> **WORK TO COMPLETE**:
How many lines below hold the string "save"? Report that number alone.

> **RECORDS FOR THIS EXERCISE**:
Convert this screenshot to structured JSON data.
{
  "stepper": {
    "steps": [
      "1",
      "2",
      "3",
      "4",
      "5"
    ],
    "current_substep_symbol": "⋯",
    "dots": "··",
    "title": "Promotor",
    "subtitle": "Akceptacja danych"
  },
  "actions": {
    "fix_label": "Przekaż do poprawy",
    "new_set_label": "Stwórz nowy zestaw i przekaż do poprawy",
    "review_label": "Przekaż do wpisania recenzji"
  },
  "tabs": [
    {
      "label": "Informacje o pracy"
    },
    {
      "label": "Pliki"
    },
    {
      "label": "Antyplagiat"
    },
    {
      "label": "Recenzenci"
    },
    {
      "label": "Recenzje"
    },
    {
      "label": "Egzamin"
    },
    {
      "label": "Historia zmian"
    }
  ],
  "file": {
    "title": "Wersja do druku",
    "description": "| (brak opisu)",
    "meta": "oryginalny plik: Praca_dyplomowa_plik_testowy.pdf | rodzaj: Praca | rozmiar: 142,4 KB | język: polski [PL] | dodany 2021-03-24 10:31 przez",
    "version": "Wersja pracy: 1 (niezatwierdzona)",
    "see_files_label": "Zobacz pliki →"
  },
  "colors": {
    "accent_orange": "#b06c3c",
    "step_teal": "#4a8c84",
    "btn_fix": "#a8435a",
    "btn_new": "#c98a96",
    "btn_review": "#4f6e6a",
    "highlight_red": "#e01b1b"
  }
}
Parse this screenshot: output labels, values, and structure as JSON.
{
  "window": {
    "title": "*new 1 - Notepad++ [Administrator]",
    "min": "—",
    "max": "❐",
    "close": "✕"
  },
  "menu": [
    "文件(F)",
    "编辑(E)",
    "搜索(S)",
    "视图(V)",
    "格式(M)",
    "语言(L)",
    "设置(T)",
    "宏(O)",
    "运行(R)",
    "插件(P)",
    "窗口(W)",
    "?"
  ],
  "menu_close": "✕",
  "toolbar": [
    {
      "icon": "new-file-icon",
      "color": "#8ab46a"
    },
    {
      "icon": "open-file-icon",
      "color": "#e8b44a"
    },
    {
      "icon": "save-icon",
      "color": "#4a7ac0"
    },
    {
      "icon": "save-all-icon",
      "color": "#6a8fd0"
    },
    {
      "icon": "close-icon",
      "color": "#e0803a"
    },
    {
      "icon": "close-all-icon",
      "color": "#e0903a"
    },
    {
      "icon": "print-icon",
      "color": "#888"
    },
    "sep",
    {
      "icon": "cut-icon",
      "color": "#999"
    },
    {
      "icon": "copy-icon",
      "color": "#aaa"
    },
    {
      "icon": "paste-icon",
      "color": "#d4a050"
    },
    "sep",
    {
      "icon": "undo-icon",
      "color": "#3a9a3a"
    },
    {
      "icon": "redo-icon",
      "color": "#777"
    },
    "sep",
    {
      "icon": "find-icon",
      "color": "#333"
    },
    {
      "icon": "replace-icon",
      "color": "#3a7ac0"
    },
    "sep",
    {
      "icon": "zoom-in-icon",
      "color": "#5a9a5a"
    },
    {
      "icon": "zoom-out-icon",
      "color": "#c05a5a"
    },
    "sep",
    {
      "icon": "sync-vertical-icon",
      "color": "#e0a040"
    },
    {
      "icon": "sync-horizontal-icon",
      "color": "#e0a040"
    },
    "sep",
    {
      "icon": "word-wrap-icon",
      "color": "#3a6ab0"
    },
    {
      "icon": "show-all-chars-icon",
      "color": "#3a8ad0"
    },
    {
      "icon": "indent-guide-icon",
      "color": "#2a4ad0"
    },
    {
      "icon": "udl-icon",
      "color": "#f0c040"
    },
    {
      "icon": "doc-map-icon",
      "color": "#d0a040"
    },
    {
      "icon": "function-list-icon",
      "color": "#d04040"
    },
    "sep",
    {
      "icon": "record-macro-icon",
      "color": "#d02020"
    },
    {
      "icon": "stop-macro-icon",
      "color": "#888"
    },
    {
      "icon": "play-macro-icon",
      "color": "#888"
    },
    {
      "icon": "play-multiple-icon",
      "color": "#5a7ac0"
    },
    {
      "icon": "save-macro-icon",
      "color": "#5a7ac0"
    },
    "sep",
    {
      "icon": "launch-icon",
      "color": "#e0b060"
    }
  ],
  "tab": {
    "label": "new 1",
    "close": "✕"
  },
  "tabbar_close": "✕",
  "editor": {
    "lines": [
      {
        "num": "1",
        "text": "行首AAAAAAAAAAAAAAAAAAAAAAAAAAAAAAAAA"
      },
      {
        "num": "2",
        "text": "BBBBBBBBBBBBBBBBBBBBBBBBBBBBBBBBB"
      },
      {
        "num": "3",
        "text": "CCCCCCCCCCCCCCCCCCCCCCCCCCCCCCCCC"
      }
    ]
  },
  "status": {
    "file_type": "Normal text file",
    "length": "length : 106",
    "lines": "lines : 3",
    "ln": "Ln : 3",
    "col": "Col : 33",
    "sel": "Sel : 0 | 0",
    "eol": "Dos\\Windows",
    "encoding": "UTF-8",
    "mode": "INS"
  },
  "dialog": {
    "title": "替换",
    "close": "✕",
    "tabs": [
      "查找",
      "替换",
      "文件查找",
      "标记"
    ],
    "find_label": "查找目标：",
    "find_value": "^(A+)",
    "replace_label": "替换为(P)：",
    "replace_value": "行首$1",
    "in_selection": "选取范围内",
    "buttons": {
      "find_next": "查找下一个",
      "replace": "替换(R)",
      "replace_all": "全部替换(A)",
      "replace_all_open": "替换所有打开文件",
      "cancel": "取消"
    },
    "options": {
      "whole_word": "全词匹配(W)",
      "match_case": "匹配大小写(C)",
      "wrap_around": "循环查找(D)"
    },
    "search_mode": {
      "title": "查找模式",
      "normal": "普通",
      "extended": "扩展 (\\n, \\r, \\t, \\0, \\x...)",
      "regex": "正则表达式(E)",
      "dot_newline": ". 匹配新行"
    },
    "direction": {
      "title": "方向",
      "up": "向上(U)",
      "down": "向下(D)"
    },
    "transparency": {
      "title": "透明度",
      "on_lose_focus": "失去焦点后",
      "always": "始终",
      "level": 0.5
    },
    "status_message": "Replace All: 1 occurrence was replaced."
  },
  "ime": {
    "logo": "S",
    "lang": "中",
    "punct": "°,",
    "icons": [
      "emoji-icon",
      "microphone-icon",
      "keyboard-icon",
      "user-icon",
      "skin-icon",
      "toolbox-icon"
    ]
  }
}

> **EXERCISE OUTPUT**:
3